WASHINGTON — An Army captain sued President Barack Obama on Wednesday, alleging that he doesn't have the proper congressional authority to wage war against ISIS militants in Iraq and Syria.
Capt. Nathan Michael Smith filed the suit in U.S. District Court in Washington as the president is deploying more special operations forces to the region — and a day after a Navy SEAL was killed in combat in Iraq, the third since a U.S.-led coalition launched its campaign against ISIS in the summer of 2014.
Smith supports the war on military and moral grounds and considers ISIS an "army of butchers." But he wants the court to tell Obama that he needs to ask Congress for a new Authorization for the Use of Military Force.
The White House did not comment on the lawsuit.
To fight ISIS, Obama has been relying on congressional authorizations given to President George W. Bush for the war on al-Qaeda and the invasion of Iraq. Critics say the White House's use of post-9/11 congressional authorizations is a legal stretch at best.
The White House has claimed it has all the authority it needs to wage the war against ISIS, but says if an authorization tailored specifically for ISIS passed Congress with bipartisan support, it would send a clear signal of unity to U.S. troops and those groups they are fighting.
Several lawmakers have pushed for a new authorization and the White House sent its own version to Capitol Hill.

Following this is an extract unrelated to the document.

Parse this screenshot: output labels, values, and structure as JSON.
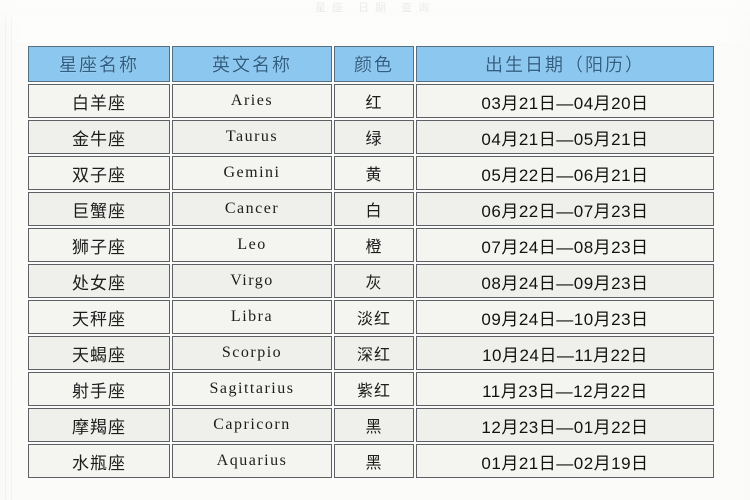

But many lawmakers have no interest in casting a war vote, leaving the issue languishing in Congress.
Smith is asking the court to find that the war against ISIS violates the War Powers Resolution because Congress has not declared war or given the president specific authorization to fight it.
"This lawlessness has made it impossible for Capt. Smith to determine whether his present mission is inconsistent with his oath to 'preserve, protect and defend the Constitution of the United States,' thus requiring him to seek an independent determination of this matter from the court," the suit said.
Members of the military are obligated to refuse to follow an order that is illegal under the Uniform Code of Military Justice. If they follow unlawful ones, they risk punishment.